So back to the seaside, then. We loaded our bags on the roof of a beaten-up SUV and waved goodbye to Hampi. There were seven of us in the car. Besides Fede and Laura who I knew already, there was Katherine from the USA, Roey from Israel and Miriela from Venezuela. Then there was the driver, of course; a man in his 40s with red-raw eyes and a never-ending supply of paan, which he would spit out of the window in great red gobbets as he drove with the reckless abandon of the extremely tired or the dangerously unhinged. We made it to the coast in six hours, give or take. The bus takes twelve, but I think for hour saved the terror of the journey probably knocked a good day or so off my life expectancy. We all had a go at him to slow down after he hit a speed bump at about 80km/h, but he was heedless, continuing to overtake on every blind corner, mile after mile. Eventually I stopped worrying about it and concentrated on talking to the other passengers. I chatted a lot to Miriela, who was sitting next to me. She cut through the small-talk with a barrage of personal questions, and since I found myself giving honest, personal answers, we were friends before we reached the coast. She’d been in India for a few months already, and Nepal before that. She used to work in high level corporate jobs in New York and London, but she’d been travelling the world for a couple of years, now. She was quick to laugh and she had a wonderful Latina accent like Gloria from Modern Family. I liked her a lot. In fact I liked everyone in that car except for the driver. I suppose it was the sharing of so many near-death experiences in such a short time, but the journey was a strong bonding experience for all of us.
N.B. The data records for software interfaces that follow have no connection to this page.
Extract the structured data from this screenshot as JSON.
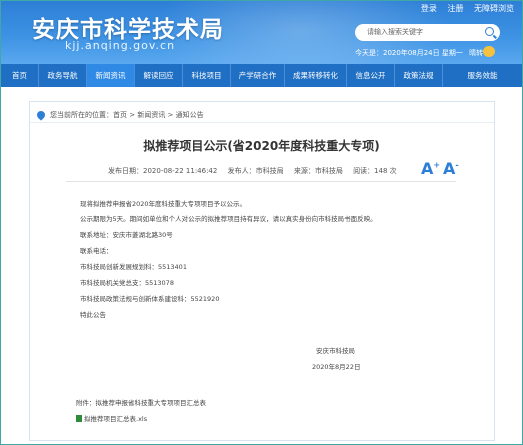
{
  "header": {
    "site_title": "安庆市科学技术局",
    "domain": "kjj.anqing.gov.cn",
    "top_links": [
      "登录",
      "注册",
      "无障碍浏览"
    ],
    "search_placeholder": "请输入搜索关键字",
    "date_line": "今天是：2020年08月24日 星期一",
    "weather_label": "晴转"
  },
  "nav": {
    "items": [
      "首页",
      "政务导航",
      "新闻资讯",
      "解读回应",
      "科技项目",
      "产学研合作",
      "成果转移转化",
      "信息公开",
      "政策法规",
      "服务效能"
    ],
    "active_index": 2
  },
  "breadcrumb": {
    "text": "您当前所在的位置：首页 > 新闻资讯 > 通知公告"
  },
  "article": {
    "title": "拟推荐项目公示(省2020年度科技重大专项)",
    "publish_time": "发布日期：2020-08-22 11:46:42",
    "author": "发布人：市科技局",
    "source": "来源：市科技局",
    "views": "阅读：148 次",
    "font_larger": "A",
    "font_smaller": "A",
    "paragraphs": [
      "现将拟推荐申报省2020年度科技重大专项项目予以公示。",
      "公示期限为5天。期间如单位和个人对公示的拟推荐项目持有异议，请以真实身份向市科技局书面反映。",
      "联系地址：安庆市菱湖北路30号",
      "联系电话：",
      "市科技局创新发展规划科：5513401",
      "市科技局机关党总支：5513078",
      "市科技局政策法规与创新体系建设科：5521920",
      "特此公告"
    ],
    "signature_org": "安庆市科技局",
    "signature_date": "2020年8月22日",
    "attachment_label": "附件：拟推荐申报省科技重大专项项目汇总表",
    "attachment_file": "拟推荐项目汇总表.xls"
  }
}
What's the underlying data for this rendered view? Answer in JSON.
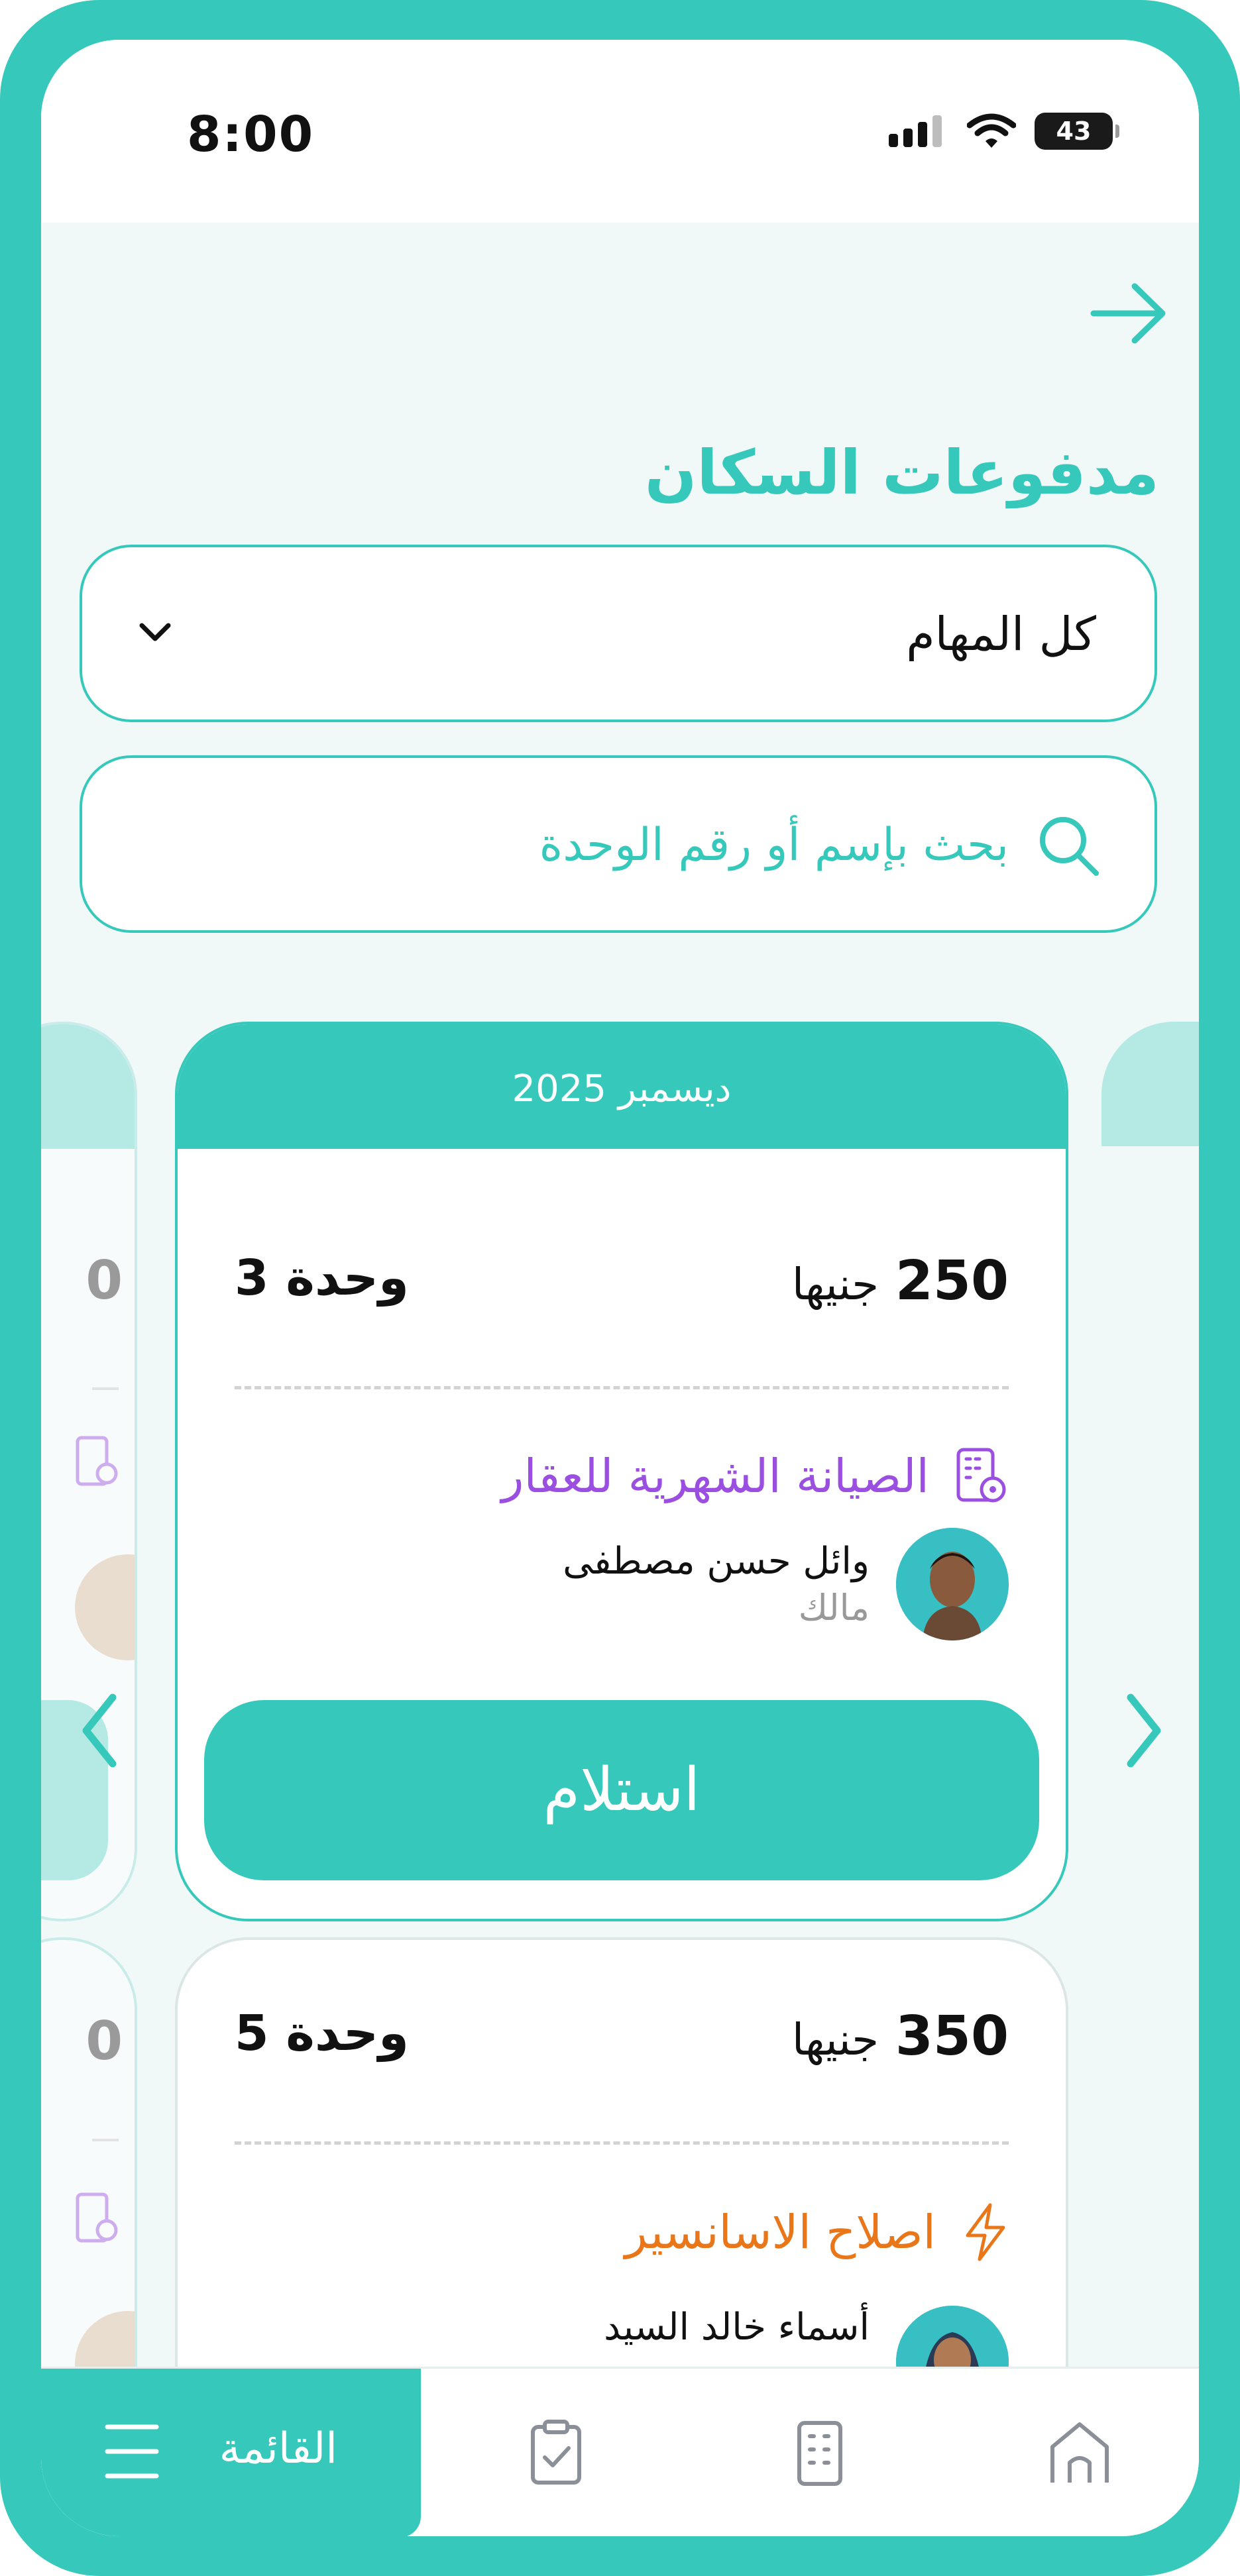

We got stopped by a police roadblock on the way into Gokarna, and were ordered out of the car by two tubby cops with moustaches. They hustled us into a little hut by the road and searched us comprehensively, giving me special attention, no doubt on account of my beard and my Goan hippy clothes. I wasn’t too bothered, accept that for the last ten minutes or so I had had an insistent rumbling in my gut that spelled trouble, and now, as a man with a gun jiggled my private parts looking for contraband, it became clear that I would absolutely have to go within the next couple of minutes. This didn’t help my cause, because I started looking all sweaty and nervous. I managed to keep control through that ordeal, but then as the others climbed back into the taxi, I knew the moment of crisis had arrived. The road was lined with market stalls selling fruit and vegetables, but no bars or anywhere that looked like it might have a toilet. I turned back to the cops, but they just shrugged and shook their heads.
I scampered gingerly down a nearby alleyway and round the back of an Ayurvedic clinic where there was a little no-mans land of thorny bushes and broken bottles. It wasn’t perfect, but I was running out of time. I got myself as out of sight as possible, hunkered down and let nature take its violent course. One of my golden rules in India is never to go anywhere without toilet roll and anti-bacterial handwash, and I’ve never been so glad of it as I was then.
Feeling tremendously relieved, I returned to the taxi and we drove the last couple of miles to Kudle Beach, a crescent shaped stretch of sand about a kilometre long, closed in on either side by high rocky crags. I’d been in touch with Jess, Jack, Eve and Mike. They’d reserved me a room in their guesthouse, Shangrila, but I didn’t know if there would be room for all six of us, so we split up to reconnoitre, with the others checking the places close to the beach entrance, and me sweating my way along the sand with my bags and guitar as the sun started to sink towards the horizon. I was nearly at the far end when I heard someone calling my name, and turning, I saw my English friends bobbing around in the sea. They waded ashore and gave me damp hugs and took me off to show me my room. I was excited to be reunited with them, but I wanted to see how the others were getting on with finding a place to stay, so I soon set off back down the beach in search of my deathcab buddies.
They too had decided to go for a swim and for the second time in half an hour I found myself being called out to from the waves. I stripped down to my undies and waded out to them.
Miri, Fede, Laura and Katherine had found a small room with mattresses on the floor for a mere 150rs each in the back of another of the beach bars, while Roey was staying at Shangrila with his friend Effie. The sun had set by now, but the sky was a dusty purple, and the sea was warm and glimmering like an infinitely faceted jewel of every colour that exists. Standing there in the water, being lifted by the gentle waves, I wondered how could I have harboured any doubts about returning to the Arabian sea. It was glorious.